*REQUIREMENT*: With the string "푸우카지노" as the filter, copy each matching line from the records.

Stored items from a collection
----------------------------------------
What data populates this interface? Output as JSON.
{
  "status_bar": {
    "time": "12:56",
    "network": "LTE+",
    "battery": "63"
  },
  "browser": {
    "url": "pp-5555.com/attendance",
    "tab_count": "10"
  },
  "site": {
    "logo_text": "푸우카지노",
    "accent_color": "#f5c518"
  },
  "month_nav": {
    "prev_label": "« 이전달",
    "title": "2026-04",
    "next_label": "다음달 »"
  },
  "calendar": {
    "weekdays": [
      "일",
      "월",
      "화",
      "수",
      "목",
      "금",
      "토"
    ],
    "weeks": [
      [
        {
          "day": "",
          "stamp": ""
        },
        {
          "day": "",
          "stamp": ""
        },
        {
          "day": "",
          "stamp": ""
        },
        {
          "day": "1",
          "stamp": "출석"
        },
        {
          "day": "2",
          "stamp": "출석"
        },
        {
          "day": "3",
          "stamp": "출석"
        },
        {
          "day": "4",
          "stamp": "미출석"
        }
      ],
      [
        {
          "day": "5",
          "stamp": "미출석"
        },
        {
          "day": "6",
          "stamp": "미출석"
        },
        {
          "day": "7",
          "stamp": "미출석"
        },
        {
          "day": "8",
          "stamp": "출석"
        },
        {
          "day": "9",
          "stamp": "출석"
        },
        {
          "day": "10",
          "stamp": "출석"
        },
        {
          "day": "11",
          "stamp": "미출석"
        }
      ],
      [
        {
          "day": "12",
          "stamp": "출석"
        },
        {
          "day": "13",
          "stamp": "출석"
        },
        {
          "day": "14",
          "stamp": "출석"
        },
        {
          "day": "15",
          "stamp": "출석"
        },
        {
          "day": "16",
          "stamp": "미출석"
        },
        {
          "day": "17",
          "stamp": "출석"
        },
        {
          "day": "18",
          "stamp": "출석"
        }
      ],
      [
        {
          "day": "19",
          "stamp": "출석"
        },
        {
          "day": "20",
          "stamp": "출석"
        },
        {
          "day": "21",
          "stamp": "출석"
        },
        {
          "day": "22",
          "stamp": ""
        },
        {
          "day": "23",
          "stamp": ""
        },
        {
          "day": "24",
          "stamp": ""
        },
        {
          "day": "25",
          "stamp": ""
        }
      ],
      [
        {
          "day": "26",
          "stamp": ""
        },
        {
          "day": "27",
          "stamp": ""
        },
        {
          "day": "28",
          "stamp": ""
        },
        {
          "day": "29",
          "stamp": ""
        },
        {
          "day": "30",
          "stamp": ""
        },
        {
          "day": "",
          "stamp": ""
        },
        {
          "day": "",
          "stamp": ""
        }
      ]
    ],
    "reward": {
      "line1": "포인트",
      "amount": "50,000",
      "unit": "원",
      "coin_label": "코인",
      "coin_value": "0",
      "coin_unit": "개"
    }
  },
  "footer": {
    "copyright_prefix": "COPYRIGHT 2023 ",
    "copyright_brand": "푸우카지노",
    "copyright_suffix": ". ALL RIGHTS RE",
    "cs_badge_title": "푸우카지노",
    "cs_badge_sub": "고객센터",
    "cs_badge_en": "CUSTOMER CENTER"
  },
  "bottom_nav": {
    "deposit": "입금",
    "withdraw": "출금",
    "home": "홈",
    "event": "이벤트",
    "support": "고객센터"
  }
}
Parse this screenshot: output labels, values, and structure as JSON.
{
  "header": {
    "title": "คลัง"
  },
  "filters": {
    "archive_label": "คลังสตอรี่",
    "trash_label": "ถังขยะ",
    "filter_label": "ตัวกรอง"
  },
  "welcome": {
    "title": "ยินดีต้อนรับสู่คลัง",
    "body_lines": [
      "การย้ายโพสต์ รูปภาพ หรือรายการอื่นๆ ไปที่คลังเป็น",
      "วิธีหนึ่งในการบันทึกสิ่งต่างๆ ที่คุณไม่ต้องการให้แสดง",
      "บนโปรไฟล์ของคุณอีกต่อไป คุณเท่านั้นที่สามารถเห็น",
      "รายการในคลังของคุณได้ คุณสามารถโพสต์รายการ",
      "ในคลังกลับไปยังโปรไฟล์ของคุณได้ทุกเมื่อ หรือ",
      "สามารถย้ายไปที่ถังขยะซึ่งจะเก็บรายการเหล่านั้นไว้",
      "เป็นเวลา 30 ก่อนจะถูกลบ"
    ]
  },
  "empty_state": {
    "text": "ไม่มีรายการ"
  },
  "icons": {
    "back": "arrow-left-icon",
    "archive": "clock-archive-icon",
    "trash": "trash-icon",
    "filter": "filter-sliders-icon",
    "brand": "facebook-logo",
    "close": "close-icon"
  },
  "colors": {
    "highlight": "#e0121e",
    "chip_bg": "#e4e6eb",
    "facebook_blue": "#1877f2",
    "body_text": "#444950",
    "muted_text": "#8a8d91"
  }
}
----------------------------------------
*RESPONSE BELOW*:
    "logo_text": "푸우카지노",
    "copyright_brand": "푸우카지노",
    "cs_badge_title": "푸우카지노",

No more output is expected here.